Martyred in Asturias in 1934 with a group of Christian Brothers
Feastday: October 9th
Ora pro nobis!
Blessed Eugene Bossilkov
Bishop during the communist persecution in Bulgaria ~ Falsely accused, imprisoned, tortured and martyred in 1952
Feastday: November 13
Ora pro nobis!
Blessed Grimoaldo Santamaria
Passionist student died of acute meningitis in 1902
Feastday: November 18
Ora pro nobis!
Blessed Dominic of the Mother of God
Most known for receiving Bl. John Henry Cardinal Newman into the Church
Feastday: August 26
Ora pro nobis!
Blessed Lawrence Salvi
Great devotion to the Child Jesus & an outstanding preacher
Feastday: June 12th
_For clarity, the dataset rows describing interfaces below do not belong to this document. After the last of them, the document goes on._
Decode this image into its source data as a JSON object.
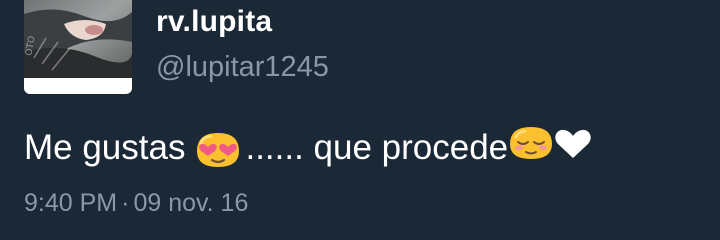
{
  "user": {
    "display_name": "rv.lupita",
    "handle": "@lupitar1245"
  },
  "tweet": {
    "text_before": "Me gustas ",
    "text_middle": "...... que procede",
    "emojis": [
      "heart-eyes-emoji",
      "blush-emoji",
      "white-heart-emoji"
    ]
  },
  "meta": {
    "time": "9:40 PM",
    "separator": "·",
    "date": "09 nov. 16"
  },
  "colors": {
    "background": "#1b2836",
    "text": "#ffffff",
    "secondary_text": "#8899a6",
    "emoji_yellow": "#fbc02d",
    "heart_pink": "#ef5a86"
  }
}
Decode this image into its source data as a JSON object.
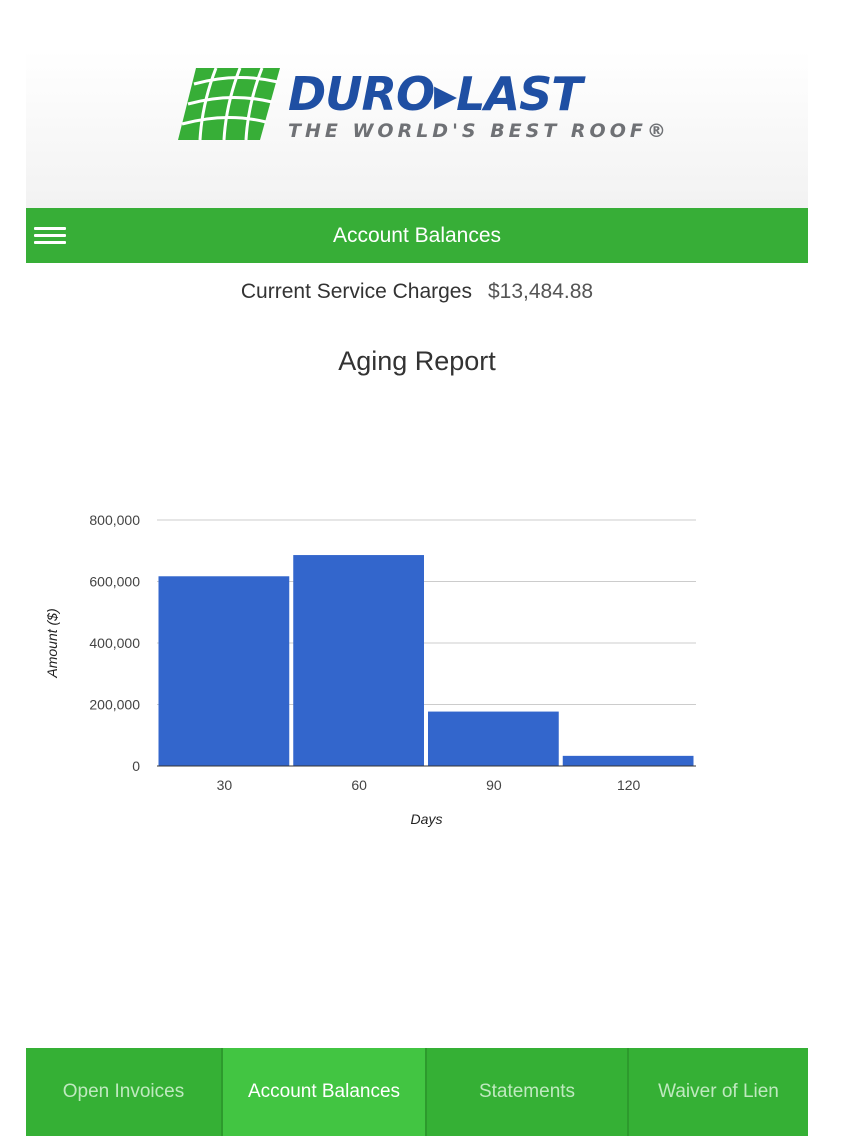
{
  "brand": {
    "wordmark": "DURO▸LAST",
    "tagline": "THE WORLD'S BEST ROOF®",
    "colors": {
      "blue": "#1f4fa3",
      "green": "#37ae37",
      "gray": "#6f7175"
    }
  },
  "header": {
    "title": "Account Balances",
    "menu_icon": "hamburger-menu-icon"
  },
  "summary": {
    "label": "Current Service Charges",
    "value": "$13,484.88"
  },
  "report": {
    "title": "Aging Report"
  },
  "chart_data": {
    "type": "bar",
    "categories": [
      "30",
      "60",
      "90",
      "120"
    ],
    "values": [
      617000,
      686000,
      177000,
      33000
    ],
    "xlabel": "Days",
    "ylabel": "Amount ($)",
    "ylim": [
      0,
      800000
    ],
    "yticks": [
      "0",
      "200,000",
      "400,000",
      "600,000",
      "800,000"
    ],
    "grid": true,
    "bar_color": "#3366cc"
  },
  "tabs": [
    {
      "label": "Open Invoices",
      "active": false
    },
    {
      "label": "Account Balances",
      "active": true
    },
    {
      "label": "Statements",
      "active": false
    },
    {
      "label": "Waiver of Lien",
      "active": false
    }
  ]
}
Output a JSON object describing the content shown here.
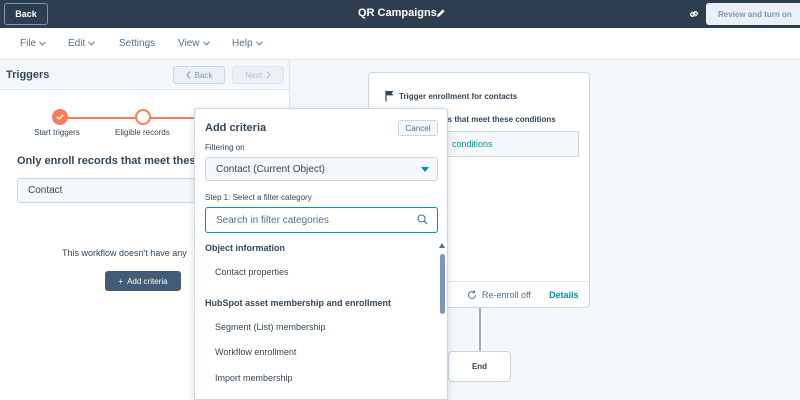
{
  "topbar": {
    "back_label": "Back",
    "title": "QR Campaigns",
    "review_label": "Review and turn on"
  },
  "menu": {
    "items": [
      {
        "label": "File",
        "has_dropdown": true
      },
      {
        "label": "Edit",
        "has_dropdown": true
      },
      {
        "label": "Settings",
        "has_dropdown": false
      },
      {
        "label": "View",
        "has_dropdown": true
      },
      {
        "label": "Help",
        "has_dropdown": true
      }
    ]
  },
  "left_panel": {
    "title": "Triggers",
    "back_label": "Back",
    "next_label": "Next",
    "steps": [
      "Start triggers",
      "Eligible records"
    ],
    "heading": "Only enroll records that meet these",
    "object_value": "Contact",
    "empty_text": "This workflow doesn't have any",
    "add_criteria_label": "Add criteria"
  },
  "canvas": {
    "trigger_title": "Trigger enrollment for contacts",
    "conditions_text": "ts that meet these conditions",
    "conditions_box": "conditions",
    "reenroll_text": "Re-enroll off",
    "details_label": "Details",
    "end_label": "End"
  },
  "popover": {
    "title": "Add criteria",
    "cancel_label": "Cancel",
    "filter_label": "Filtering on",
    "object_selected": "Contact (Current Object)",
    "step_text": "Step 1: Select a filter category",
    "search_placeholder": "Search in filter categories",
    "categories": [
      {
        "heading": "Object information",
        "items": [
          "Contact properties"
        ]
      },
      {
        "heading": "HubSpot asset membership and enrollment",
        "items": [
          "Segment (List) membership",
          "Workflow enrollment",
          "Import membership"
        ]
      }
    ]
  },
  "colors": {
    "topbar": "#2d3e50",
    "accent": "#ff7a59",
    "link": "#0091ae",
    "primary_button": "#425b76"
  }
}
Ora pro nobis!
Blessed Nicephorus and 26 Companions
Martyred in Spain in 1936
Feastday: July 24 Ora pro nobis!
Blessed Isidore of St. Joseph
Passionist religious brother
Feastday: October 6 Ora pro nobis!
Blessed Pius Campidelli
Feastday: November 3
Ora pro nobis!
Blessed Bernard Mary Silvestrelli
Feastday: December 9th Ora pro nobis!
Venerable Galileo Nicolini
Died in 1897Ora pro nobis!
Servant of God Fr. Theodore Foley
Died in 1974Ora pro nobis!
Servant of God Fr. Ignatius Spencer
Convert from Anglican Clergy
Famous preacher & Apostle of England
Distant relative of Princess Diana RIP
Died in 1864Ora pro nobis!
Saint Gemma Galgani
Passionist lay woman
Feastday: May 16 Ora pro nobis!
Saint Maria Goretti
Martyr for purity
Prepared for First Holy Communion by a Passionist. The Passionist Congregation promoted her cause to sainthood.
Feastday: July 6 Ora pro nobis!